Whether you’re a college freshman or a senior, it’s never too early to start planning your career path. Undergraduate studies put you in an environment you’ll only get to experience once – one with plenty of opportunities to explore your interests, meet new people and make lifelong friends, hone your teamwork and leadership skills, and choose a career path that interests and excites you. So, the sooner you start planning your career path in college, the better.
But, where should you start? From the moment you start college, you need to turn your attention to choosing a degree subject that will lead to realistic career choices, based on both your interests and your aptitudes. You’ll also need to think about the choices you can make outside of your degree program to support your future career goals. Finally, think about the career you want to have and sketch out at least a rudimentary plan for how it might progress.
Choose Your Course of Study
Choosing a major is one of the biggest questions most college students face, and it’s an intimidating one because, in many cases, the major you choose will lead directly to the career you have. So, choosing a major feels an awful lot like choosing your career and planning your whole life.
But that’s not necessarily true. Sometimes people don’t even end up working in their major’s field. Besides, while there are narrow majors like nursing that lead to a specific career path, there are other majors that can give you more flexibility when it’s time to apply to jobs.
When considering your course of study and the future career path(s) that it might lead to, use the G+P+V method, or gifts + passion + values. “Gifts” refers to your aptitudes; what are you good at? You’ll be most likely to thrive in a career where the work comes naturally. “Passion” refers to the things that inspire you, or the things you care about. “Values” refers to the way you like to work; perhaps you’d prefer to work independently, or you’re more of a team player, for example. If you don’t know what you’re good at, see a career counselor to take a career aptitude test.
Once you know what you’re good at and what you want from a career, you’ll be able to begin preparing. Some fields of study are narrow, such as education, petroleum engineering, or nursing; these prepare you for a specific career, which is fine if that’s what you want, but other fields of study, like English, history, philosophy, or political science, can leave you with more flexibility in terms of career.
Make Choices That Support Your Future Career Goals
College presents many opportunities outside of your degree program to gain experiences that can support your future goals. Long before you start using resume writing services and mock interviews to prepare for the job market, you need to start doing things that can go on your resume. Look for internships, summer jobs, and volunteer opportunities that can give you experience in your field. Gain leadership experience in student organizations. A job that puts you in a position of authority, like serving as a resident assistant in your dorm, will impart transferrable skills that will give you a wider range of career options later on.
If you’re taking your time deciding on a career path, use volunteer opportunities, internships, summer jobs, student groups, and other opportunities to explore paths that interest you.
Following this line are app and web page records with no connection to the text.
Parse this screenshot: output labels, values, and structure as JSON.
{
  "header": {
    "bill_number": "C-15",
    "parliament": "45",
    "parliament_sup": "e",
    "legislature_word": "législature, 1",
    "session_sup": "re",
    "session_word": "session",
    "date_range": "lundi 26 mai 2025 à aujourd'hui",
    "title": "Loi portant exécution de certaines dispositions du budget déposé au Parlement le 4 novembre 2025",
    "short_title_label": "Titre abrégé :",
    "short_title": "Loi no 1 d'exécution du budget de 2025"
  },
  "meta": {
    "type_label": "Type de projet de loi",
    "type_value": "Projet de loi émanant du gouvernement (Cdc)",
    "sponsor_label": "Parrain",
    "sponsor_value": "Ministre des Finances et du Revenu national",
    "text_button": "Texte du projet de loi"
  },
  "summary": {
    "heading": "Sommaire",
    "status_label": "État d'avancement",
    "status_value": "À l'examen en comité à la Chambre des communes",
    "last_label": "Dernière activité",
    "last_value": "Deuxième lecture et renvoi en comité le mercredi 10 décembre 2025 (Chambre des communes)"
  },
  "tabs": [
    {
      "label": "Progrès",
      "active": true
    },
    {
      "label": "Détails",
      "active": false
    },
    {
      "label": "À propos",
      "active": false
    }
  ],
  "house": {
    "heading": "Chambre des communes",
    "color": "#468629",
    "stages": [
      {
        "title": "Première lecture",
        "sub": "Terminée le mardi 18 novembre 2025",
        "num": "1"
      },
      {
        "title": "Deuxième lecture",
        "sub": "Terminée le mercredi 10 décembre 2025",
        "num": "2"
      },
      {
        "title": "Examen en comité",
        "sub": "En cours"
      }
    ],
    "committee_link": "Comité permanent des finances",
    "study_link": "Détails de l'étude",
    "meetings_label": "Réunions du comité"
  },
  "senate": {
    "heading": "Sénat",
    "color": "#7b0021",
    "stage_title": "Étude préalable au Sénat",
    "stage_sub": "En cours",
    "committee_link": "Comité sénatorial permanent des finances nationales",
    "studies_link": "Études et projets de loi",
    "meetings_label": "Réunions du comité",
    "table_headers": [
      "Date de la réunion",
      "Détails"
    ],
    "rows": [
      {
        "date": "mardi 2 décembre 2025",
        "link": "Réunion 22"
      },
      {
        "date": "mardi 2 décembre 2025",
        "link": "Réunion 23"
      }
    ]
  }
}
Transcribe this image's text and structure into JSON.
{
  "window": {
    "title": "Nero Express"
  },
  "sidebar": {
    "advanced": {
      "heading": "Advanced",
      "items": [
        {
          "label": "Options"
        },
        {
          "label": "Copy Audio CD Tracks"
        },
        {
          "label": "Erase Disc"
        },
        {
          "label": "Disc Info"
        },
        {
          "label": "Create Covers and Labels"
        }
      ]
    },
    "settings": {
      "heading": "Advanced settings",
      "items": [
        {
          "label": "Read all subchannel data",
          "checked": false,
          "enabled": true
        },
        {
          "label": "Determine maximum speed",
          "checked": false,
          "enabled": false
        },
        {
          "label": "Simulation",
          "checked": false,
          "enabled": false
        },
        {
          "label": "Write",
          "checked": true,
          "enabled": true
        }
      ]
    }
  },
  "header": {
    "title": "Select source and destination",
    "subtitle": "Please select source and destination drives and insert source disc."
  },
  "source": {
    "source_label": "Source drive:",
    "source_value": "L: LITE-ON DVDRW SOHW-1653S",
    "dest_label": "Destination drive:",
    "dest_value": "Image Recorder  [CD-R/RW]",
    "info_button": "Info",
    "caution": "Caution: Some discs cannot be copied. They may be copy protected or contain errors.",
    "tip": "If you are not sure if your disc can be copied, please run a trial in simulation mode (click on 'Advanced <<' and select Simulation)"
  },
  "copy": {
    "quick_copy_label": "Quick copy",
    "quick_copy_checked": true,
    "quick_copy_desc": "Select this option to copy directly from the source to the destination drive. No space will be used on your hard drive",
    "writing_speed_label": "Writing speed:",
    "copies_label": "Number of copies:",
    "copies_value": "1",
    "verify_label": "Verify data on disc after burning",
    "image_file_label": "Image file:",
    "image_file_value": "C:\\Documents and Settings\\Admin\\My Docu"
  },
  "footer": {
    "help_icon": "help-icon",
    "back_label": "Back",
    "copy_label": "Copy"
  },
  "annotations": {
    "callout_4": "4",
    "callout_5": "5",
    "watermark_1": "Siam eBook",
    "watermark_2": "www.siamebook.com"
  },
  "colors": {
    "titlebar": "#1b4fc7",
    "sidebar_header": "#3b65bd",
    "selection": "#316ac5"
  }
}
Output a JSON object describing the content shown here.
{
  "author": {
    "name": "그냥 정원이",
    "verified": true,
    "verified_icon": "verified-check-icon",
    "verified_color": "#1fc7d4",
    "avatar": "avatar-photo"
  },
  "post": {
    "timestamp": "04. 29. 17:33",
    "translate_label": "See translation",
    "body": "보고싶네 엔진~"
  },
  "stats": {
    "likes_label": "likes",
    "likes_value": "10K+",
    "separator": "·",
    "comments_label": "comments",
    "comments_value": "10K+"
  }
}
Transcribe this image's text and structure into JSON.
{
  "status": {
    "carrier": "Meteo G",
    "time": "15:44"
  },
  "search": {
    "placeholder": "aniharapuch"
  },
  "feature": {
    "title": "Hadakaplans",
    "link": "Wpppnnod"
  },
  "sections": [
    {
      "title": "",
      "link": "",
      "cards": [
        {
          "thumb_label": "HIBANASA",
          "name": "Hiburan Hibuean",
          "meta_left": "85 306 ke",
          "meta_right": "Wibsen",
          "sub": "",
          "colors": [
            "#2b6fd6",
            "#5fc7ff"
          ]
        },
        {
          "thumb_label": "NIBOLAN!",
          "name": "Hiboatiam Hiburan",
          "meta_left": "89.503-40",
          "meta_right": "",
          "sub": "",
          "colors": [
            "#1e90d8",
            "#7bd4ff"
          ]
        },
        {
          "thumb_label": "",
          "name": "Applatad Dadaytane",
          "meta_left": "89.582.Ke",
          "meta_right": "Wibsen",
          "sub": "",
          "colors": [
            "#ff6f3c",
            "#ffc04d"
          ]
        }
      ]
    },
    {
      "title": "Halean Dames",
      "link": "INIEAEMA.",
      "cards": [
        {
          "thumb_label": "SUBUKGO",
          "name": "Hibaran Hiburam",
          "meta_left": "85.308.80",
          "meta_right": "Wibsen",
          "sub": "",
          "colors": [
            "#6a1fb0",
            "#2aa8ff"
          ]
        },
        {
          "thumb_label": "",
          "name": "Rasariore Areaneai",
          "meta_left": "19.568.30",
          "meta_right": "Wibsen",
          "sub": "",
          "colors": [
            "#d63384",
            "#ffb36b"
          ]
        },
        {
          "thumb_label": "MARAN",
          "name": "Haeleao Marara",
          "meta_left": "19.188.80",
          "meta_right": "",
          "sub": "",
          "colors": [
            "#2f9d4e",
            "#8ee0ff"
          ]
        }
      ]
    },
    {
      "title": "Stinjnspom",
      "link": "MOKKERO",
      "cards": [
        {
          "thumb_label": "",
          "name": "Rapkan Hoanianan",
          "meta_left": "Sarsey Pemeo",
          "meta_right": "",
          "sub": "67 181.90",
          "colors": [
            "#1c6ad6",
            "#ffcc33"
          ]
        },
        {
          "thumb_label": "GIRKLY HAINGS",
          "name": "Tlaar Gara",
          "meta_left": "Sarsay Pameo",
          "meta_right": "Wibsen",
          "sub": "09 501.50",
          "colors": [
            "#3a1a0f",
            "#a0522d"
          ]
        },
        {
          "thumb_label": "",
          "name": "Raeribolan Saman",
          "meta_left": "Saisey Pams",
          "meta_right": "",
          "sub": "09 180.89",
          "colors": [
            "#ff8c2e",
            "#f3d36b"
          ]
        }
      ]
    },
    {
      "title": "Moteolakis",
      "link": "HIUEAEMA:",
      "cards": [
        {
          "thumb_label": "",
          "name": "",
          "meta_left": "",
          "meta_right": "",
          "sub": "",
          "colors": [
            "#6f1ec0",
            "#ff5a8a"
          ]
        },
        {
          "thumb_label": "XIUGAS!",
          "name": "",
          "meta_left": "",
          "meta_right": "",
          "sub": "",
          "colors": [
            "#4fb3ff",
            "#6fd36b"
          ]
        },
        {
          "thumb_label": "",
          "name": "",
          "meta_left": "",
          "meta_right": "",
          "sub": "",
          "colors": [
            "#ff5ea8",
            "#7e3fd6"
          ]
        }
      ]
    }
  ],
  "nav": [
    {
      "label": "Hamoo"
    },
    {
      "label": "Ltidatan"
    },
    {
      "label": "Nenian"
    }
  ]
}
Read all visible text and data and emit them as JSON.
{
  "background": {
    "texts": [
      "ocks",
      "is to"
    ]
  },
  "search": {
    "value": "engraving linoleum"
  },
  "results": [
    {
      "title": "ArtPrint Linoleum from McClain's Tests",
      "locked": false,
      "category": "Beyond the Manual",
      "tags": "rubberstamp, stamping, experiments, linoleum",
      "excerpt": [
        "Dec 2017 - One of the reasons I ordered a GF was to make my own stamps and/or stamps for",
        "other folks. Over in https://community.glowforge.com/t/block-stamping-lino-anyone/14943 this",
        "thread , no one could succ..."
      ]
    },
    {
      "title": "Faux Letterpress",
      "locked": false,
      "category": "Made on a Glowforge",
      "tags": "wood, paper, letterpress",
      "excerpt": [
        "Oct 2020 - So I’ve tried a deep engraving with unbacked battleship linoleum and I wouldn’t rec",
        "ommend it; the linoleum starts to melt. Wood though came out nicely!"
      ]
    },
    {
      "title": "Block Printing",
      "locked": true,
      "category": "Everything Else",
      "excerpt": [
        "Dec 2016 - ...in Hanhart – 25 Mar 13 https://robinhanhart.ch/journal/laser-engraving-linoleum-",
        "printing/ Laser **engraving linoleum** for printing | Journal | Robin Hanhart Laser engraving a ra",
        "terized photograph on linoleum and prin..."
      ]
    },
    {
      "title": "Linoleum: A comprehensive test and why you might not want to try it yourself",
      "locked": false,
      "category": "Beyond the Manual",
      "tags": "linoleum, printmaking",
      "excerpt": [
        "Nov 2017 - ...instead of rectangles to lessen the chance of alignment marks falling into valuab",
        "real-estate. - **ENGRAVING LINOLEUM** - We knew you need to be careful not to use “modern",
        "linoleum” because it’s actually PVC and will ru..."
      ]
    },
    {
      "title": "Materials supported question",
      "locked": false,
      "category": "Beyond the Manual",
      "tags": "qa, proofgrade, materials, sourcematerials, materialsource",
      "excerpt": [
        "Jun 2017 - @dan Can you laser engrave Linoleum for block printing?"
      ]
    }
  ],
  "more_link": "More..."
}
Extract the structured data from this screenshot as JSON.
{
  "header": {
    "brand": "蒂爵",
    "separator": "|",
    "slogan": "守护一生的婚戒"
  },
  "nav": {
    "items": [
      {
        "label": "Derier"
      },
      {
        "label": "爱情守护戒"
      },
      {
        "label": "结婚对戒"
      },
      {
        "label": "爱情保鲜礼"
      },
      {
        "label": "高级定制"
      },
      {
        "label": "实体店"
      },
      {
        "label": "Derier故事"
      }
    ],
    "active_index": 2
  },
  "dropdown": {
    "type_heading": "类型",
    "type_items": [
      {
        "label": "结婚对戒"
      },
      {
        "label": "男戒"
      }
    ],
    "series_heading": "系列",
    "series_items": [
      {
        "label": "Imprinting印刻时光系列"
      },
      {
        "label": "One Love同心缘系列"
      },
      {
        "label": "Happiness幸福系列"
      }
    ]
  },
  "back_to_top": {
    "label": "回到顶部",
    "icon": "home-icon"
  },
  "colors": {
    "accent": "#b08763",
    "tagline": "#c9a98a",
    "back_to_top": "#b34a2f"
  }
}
If you think you might be interested in a job, make sure you know what it entails; set up informational interviews with people who do the job, to learn more about what the day-to-day of the work involves. Definitely ask advice from parents, mentors, and others, but be prepared to take their advice with a grain of salt; only you know what you want out of a career and what you’re best at.
Sketch Out Your Career Path
You don’t have to map out your entire career progression for the next four decades while you’re in your first semester of college, and in fact, you probably can’t. But you should know in advance what steps you’ll need to take to get a foothold in your career, and where you’ll end up as you progress in it. For example, you may be interested in journalism, but aren’t so keen on the idea of one day being an editor who plans stories, corrects copy, and manages writers. Now that you know what comes later in that career, maybe you’ll choose a new one. Choose something that suits you based on your strengths and preferences, then figure out where you want to go in that career, and how you’ll get there.
Once you start college, it’s time to start planning your career. College life should offer you plenty of chances to explore your interests and begin gaining professional experience, so that by the time you graduate, you can transition to working in your chosen field without a hitch.